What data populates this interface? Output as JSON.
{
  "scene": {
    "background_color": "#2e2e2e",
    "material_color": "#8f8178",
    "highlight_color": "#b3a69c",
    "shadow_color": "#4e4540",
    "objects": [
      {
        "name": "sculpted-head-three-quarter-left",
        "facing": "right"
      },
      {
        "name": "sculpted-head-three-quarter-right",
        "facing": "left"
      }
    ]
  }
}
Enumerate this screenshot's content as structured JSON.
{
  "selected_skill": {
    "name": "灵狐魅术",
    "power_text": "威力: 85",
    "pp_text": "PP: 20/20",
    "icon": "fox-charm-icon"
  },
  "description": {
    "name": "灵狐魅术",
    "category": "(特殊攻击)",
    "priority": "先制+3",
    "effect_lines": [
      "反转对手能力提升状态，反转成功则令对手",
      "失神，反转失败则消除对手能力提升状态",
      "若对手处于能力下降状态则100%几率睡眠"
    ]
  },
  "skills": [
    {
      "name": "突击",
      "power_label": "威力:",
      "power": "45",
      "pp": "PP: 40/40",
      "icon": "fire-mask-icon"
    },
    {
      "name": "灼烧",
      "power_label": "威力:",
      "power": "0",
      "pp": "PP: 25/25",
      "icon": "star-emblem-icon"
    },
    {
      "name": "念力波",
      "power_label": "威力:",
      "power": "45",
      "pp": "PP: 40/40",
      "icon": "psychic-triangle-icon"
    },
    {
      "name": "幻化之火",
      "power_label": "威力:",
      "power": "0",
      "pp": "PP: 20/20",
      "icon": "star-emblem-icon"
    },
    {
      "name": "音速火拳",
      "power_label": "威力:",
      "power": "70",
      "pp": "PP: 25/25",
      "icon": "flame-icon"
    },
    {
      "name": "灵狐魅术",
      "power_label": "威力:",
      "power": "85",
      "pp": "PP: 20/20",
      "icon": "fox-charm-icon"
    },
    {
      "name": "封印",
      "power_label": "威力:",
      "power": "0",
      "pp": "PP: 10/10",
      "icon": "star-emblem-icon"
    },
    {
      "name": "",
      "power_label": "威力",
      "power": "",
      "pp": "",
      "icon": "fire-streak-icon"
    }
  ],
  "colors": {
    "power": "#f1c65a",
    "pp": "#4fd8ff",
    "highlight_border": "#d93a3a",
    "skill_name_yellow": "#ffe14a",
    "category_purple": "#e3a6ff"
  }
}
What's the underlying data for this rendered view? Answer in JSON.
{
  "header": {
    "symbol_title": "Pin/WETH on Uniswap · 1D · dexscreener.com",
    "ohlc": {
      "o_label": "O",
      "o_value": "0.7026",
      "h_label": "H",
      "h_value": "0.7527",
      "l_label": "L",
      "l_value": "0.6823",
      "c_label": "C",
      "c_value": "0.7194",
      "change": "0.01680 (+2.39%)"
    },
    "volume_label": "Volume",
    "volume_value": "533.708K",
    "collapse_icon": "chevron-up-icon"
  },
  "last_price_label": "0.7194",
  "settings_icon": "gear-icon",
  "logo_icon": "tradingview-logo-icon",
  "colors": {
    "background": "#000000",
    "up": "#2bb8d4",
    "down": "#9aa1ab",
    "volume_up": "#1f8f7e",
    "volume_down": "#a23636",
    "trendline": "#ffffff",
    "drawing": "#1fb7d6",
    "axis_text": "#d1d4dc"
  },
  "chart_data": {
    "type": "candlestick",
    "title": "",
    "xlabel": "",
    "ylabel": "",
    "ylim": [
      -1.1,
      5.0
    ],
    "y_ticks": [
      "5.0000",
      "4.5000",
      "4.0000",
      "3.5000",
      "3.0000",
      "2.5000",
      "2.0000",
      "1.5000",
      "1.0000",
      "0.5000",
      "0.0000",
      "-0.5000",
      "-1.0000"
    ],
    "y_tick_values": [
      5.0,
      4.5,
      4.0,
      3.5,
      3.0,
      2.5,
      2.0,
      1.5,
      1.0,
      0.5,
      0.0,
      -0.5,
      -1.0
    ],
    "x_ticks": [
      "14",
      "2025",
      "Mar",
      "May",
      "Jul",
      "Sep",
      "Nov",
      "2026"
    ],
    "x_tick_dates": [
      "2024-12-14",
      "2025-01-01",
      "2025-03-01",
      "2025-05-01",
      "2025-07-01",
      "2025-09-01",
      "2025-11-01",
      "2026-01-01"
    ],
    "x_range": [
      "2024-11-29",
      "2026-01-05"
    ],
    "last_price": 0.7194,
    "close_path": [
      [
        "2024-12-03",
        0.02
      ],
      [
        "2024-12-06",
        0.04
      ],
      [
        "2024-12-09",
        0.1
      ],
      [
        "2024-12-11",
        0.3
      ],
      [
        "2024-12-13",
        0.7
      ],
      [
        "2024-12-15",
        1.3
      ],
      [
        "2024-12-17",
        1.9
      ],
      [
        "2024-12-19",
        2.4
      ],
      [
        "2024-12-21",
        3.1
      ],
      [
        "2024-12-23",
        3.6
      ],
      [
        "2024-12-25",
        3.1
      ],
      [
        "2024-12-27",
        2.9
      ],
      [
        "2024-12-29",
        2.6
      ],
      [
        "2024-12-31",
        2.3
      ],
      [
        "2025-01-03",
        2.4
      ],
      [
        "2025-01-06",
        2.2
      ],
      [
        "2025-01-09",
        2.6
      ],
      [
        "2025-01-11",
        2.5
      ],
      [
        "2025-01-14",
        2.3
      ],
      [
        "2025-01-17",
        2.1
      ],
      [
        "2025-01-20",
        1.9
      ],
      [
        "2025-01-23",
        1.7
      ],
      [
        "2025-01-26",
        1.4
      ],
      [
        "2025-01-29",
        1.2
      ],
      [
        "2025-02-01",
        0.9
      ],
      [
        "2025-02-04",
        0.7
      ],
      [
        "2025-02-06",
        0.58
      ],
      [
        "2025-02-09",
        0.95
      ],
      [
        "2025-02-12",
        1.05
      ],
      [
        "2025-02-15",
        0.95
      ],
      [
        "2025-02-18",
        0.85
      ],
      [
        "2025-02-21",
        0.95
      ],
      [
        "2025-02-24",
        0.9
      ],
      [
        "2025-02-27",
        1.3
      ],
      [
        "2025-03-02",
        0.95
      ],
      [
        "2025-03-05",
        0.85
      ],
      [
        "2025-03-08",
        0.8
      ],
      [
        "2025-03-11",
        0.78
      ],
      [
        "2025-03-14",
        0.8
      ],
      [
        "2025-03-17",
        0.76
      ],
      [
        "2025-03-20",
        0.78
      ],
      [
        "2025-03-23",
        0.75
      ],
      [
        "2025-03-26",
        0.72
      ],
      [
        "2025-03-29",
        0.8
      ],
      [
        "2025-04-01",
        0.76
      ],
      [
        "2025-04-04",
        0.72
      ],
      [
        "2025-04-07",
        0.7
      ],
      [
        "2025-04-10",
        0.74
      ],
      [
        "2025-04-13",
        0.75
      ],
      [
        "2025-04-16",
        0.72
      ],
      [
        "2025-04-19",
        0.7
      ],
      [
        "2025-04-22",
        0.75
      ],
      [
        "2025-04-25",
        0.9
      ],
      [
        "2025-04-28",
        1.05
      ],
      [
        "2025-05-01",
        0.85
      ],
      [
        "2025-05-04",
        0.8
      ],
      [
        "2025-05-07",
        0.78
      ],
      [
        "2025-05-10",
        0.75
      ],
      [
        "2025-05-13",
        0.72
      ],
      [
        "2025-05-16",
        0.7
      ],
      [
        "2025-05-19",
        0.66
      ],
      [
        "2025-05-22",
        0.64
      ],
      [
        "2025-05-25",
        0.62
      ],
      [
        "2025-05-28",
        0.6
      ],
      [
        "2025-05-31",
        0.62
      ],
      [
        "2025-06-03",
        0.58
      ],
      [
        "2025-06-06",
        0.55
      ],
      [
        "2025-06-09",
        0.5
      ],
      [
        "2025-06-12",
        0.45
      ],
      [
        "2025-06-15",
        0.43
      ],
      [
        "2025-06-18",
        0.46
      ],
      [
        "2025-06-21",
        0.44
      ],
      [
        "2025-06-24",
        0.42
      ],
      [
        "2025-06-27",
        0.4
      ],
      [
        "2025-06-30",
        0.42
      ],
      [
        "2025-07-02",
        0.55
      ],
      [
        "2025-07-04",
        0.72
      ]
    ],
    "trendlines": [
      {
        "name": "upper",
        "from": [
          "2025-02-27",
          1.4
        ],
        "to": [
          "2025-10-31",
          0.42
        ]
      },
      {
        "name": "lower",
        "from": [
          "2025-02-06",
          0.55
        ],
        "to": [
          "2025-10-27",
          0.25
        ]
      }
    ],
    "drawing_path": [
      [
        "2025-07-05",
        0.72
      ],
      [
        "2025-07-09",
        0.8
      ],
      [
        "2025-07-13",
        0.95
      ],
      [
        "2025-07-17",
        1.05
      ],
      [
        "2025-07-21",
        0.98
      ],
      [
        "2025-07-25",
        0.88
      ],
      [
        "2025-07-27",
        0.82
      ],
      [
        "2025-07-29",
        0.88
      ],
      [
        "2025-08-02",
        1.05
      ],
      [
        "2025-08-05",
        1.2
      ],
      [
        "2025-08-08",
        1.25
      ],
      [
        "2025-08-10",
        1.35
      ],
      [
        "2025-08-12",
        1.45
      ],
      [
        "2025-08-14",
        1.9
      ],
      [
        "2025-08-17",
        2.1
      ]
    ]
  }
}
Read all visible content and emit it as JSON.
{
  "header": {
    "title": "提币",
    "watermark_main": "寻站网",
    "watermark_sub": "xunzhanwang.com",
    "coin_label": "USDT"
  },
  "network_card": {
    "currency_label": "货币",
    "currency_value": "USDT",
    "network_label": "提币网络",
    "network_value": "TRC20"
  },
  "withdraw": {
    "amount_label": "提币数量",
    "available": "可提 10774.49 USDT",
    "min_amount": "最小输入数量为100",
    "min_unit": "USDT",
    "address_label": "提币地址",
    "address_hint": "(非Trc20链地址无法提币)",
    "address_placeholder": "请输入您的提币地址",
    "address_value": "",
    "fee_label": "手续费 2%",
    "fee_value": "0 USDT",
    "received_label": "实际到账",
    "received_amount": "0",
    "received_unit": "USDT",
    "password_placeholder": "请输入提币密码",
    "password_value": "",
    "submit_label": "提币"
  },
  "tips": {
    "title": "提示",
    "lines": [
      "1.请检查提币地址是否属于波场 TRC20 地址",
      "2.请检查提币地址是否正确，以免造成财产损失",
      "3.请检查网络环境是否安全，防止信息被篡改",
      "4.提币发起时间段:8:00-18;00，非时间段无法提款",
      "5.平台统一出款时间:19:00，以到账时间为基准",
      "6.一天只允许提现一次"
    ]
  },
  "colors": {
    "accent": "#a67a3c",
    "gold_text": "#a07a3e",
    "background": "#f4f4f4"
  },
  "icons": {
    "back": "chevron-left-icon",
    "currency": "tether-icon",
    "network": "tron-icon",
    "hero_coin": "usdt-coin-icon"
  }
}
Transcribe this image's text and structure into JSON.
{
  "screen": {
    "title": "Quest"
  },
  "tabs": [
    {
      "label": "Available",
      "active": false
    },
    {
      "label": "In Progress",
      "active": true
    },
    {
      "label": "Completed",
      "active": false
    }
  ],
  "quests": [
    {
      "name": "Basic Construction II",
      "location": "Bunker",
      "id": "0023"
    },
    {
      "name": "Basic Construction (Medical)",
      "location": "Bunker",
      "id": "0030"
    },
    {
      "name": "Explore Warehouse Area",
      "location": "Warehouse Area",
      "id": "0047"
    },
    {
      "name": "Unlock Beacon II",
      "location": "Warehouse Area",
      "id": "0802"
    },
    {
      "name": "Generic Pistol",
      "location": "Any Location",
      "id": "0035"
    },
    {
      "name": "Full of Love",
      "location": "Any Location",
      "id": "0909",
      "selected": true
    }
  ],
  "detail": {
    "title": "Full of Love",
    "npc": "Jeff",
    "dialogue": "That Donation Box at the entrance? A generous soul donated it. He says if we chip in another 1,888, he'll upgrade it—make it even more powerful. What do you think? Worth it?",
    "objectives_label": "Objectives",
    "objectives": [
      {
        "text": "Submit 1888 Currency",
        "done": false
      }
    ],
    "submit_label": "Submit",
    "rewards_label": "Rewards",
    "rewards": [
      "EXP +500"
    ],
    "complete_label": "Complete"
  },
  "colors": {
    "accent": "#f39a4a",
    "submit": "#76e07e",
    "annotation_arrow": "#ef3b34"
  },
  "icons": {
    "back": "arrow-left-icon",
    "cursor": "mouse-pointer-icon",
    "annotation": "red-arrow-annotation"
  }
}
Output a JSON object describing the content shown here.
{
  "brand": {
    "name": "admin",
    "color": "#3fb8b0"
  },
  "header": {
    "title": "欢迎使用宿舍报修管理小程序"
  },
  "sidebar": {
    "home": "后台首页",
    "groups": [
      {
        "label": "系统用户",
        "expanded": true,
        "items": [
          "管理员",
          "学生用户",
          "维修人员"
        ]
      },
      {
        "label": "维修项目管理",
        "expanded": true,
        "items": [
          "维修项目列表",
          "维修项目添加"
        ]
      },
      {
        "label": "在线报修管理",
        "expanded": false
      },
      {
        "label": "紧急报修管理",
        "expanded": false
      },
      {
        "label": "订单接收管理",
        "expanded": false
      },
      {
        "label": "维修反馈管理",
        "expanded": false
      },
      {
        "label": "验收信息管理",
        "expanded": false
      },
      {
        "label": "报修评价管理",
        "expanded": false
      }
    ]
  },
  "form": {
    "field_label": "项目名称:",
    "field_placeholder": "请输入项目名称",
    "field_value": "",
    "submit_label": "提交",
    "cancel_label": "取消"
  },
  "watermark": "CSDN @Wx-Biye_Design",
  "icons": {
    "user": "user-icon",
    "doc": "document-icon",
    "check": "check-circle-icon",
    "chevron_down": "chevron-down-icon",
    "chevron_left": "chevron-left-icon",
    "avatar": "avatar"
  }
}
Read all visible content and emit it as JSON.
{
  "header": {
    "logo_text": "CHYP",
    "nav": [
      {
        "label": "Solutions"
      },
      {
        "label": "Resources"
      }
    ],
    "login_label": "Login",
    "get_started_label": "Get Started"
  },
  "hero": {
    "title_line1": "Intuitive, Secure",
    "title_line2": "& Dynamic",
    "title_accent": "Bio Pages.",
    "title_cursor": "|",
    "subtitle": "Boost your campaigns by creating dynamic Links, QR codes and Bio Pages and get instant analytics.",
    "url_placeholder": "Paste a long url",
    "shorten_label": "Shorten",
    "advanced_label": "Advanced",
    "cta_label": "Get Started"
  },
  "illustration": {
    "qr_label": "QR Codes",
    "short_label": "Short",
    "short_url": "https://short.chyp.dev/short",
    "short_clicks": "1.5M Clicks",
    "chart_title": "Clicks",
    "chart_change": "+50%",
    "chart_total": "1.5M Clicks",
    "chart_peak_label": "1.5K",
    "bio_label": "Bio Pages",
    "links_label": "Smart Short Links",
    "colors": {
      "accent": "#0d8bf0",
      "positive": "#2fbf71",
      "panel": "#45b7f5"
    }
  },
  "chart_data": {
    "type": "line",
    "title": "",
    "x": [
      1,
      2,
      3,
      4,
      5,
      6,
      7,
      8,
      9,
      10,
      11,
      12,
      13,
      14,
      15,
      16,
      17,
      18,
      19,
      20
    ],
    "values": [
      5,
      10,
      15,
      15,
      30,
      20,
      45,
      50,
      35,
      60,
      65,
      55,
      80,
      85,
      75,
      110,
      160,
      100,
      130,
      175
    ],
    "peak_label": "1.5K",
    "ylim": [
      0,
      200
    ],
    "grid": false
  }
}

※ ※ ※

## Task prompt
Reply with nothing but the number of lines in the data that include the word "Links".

## Answer space
2